Saved entries
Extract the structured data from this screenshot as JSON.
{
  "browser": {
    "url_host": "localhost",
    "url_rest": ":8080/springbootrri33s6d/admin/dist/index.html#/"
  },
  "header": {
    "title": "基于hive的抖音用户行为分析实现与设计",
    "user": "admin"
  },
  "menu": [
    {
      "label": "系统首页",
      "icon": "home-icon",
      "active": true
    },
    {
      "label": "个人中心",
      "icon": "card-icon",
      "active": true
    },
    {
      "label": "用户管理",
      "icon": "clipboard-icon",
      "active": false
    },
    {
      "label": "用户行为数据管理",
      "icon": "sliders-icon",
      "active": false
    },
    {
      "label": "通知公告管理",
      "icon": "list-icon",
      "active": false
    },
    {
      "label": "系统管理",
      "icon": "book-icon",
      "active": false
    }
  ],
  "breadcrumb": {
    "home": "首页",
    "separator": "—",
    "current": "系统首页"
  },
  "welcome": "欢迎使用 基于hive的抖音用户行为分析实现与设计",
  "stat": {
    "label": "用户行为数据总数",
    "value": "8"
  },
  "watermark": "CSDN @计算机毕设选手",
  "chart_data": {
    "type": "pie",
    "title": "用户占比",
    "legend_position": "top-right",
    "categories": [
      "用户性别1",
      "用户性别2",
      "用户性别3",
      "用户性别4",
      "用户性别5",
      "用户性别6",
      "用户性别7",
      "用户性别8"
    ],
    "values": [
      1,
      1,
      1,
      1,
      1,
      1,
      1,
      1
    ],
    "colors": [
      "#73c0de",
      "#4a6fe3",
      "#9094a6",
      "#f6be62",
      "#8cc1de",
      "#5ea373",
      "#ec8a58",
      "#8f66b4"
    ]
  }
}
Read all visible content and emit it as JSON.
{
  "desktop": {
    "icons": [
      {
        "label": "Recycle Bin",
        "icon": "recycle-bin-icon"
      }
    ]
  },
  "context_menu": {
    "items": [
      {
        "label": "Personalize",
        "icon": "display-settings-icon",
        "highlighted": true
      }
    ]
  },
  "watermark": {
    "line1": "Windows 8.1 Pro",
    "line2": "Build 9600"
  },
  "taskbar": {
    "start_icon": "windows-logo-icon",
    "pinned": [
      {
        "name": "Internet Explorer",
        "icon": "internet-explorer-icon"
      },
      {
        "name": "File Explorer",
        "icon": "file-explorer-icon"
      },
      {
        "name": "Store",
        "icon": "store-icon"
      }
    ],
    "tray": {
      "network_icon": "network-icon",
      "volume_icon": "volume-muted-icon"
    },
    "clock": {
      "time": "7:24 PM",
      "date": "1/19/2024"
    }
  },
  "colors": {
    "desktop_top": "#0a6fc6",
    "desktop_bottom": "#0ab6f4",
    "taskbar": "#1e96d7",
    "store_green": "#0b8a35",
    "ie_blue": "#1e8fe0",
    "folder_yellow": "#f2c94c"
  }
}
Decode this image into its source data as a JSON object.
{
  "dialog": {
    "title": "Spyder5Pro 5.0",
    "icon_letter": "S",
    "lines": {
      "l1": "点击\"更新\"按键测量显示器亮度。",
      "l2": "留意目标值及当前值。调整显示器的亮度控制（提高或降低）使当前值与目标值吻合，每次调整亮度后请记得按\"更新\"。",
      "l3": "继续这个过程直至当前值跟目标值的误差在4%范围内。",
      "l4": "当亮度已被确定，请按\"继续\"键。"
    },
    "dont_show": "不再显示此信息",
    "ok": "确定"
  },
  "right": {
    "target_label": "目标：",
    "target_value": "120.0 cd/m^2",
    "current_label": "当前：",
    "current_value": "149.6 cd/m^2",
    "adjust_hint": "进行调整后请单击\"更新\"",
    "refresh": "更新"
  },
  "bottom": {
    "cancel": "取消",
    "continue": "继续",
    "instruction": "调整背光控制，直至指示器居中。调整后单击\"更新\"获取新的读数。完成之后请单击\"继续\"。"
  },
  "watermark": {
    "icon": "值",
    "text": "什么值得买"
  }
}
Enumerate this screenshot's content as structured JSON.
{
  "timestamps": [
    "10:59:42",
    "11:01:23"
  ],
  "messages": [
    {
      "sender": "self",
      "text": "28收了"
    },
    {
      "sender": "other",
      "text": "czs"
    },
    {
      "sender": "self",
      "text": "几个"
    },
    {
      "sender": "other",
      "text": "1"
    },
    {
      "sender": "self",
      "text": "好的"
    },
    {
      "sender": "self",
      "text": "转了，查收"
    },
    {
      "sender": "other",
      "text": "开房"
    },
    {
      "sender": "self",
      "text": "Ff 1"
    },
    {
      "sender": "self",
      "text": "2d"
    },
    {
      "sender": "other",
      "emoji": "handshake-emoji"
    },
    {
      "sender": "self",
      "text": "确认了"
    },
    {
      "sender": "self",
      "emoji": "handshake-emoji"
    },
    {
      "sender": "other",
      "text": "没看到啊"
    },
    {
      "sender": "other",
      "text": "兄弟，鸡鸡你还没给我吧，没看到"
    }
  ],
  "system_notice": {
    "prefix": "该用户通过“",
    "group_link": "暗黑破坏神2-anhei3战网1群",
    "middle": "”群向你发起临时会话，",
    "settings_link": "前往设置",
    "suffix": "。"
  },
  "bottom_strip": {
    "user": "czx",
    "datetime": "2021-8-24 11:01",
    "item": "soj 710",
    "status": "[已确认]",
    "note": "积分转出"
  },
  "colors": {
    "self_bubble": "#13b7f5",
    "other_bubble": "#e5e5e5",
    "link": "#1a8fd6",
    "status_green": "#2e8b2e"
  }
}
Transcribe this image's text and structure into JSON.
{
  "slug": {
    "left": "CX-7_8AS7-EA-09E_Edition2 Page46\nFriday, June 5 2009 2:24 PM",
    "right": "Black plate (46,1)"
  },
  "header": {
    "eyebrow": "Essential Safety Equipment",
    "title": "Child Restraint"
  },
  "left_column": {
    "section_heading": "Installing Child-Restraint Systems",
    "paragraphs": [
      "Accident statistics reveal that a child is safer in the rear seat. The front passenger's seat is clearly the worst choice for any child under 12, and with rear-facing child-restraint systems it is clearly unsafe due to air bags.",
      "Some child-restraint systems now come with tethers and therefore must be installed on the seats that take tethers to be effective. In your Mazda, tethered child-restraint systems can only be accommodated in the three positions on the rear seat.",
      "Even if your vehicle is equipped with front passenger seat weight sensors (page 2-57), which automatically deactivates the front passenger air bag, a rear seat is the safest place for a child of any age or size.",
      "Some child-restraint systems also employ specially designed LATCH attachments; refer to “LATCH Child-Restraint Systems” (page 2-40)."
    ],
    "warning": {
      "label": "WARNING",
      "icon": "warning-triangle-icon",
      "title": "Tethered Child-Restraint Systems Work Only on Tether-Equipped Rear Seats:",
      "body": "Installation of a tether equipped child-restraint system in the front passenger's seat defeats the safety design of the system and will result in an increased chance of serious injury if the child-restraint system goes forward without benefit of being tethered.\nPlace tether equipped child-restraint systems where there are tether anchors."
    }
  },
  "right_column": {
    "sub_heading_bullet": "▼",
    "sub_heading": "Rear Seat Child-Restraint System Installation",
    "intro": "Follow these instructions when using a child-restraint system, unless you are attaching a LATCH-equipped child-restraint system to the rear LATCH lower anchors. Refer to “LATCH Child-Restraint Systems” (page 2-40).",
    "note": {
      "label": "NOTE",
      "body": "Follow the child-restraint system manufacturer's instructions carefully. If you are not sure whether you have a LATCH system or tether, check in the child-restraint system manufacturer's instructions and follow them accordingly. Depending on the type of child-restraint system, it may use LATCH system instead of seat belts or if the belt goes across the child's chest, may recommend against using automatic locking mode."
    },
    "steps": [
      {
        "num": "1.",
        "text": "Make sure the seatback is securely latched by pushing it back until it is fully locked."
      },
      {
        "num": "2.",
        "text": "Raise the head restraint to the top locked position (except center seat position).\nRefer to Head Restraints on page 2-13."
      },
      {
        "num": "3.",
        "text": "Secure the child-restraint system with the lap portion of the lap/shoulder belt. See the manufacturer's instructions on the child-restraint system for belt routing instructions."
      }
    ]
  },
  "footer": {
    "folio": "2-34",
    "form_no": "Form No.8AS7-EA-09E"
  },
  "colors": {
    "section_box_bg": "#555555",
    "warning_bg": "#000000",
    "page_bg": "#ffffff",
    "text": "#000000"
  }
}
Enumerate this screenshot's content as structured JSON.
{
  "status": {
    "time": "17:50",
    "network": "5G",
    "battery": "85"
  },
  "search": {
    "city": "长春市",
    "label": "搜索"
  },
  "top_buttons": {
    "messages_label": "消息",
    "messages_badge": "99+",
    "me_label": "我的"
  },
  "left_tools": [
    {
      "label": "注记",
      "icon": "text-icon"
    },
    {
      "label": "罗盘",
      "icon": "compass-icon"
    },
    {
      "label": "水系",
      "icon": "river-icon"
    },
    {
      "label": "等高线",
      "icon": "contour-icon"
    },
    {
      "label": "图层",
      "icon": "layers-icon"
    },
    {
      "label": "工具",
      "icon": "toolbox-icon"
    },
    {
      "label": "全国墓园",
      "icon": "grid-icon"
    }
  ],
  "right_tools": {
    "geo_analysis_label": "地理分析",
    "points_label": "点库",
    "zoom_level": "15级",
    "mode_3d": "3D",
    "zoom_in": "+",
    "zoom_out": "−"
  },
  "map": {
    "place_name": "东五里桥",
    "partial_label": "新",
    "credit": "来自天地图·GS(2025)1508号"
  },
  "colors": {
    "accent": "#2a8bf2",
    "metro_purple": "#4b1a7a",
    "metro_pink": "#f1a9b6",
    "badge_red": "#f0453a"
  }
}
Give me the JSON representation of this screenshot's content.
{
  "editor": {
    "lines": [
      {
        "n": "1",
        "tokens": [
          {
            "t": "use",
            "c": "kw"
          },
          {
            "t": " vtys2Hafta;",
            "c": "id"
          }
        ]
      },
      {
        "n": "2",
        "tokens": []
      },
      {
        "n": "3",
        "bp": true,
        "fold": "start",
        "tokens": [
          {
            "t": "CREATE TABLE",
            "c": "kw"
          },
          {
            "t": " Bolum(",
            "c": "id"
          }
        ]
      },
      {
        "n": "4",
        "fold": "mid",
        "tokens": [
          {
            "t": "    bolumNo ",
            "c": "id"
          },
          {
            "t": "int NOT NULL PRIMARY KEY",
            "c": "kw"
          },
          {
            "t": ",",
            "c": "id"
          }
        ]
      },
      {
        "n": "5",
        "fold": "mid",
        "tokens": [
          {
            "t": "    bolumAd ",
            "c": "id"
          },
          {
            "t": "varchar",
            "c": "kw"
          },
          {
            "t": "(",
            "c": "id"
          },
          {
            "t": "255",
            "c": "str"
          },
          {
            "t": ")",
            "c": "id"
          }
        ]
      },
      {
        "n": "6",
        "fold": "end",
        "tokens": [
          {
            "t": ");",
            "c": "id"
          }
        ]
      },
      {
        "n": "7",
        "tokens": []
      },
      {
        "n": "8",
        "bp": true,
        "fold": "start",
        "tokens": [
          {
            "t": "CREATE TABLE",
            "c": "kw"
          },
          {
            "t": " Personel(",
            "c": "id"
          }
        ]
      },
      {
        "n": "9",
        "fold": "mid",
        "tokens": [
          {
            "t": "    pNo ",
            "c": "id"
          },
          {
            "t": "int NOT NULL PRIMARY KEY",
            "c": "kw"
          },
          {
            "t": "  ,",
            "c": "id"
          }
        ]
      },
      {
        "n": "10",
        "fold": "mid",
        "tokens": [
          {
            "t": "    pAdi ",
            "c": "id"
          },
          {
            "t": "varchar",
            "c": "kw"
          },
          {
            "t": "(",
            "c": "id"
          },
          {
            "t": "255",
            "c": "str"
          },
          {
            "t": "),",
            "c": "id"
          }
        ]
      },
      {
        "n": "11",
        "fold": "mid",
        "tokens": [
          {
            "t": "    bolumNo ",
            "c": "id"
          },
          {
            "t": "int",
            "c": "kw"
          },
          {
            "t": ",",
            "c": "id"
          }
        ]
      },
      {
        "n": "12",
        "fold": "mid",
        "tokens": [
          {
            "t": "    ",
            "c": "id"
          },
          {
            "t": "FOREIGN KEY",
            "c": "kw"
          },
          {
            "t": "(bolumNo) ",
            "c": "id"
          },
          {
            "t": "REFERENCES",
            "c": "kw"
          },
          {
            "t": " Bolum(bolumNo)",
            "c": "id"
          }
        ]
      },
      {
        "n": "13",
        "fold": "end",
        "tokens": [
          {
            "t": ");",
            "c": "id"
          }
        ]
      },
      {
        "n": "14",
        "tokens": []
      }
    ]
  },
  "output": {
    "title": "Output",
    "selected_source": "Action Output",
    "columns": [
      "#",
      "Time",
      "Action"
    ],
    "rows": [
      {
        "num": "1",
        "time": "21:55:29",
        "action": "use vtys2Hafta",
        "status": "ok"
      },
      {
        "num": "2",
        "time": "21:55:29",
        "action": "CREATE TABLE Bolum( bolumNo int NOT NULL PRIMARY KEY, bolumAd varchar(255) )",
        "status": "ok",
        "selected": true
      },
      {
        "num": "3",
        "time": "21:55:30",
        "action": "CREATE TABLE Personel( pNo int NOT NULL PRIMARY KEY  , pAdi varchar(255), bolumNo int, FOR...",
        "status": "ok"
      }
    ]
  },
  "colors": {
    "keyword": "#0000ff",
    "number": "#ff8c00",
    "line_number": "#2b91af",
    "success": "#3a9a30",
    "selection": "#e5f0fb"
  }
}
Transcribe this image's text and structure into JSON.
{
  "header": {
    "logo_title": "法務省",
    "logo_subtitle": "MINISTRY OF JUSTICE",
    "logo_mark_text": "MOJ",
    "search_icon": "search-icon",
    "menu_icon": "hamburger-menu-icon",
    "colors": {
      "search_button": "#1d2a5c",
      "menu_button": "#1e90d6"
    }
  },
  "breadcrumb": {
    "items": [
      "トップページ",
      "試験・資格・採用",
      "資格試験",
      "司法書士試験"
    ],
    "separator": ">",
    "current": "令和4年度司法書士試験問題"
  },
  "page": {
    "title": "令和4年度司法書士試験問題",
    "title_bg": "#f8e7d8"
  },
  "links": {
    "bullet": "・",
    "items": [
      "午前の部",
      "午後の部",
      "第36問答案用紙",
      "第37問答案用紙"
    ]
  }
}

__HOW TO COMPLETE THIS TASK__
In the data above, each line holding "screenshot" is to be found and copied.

__RESPONSE BOX__
Extract the structured data from this screenshot as JSON.
Enumerate this screenshot's content as structured JSON.
Enumerate this screenshot's content as structured JSON.
Give me the JSON representation of this screenshot's content.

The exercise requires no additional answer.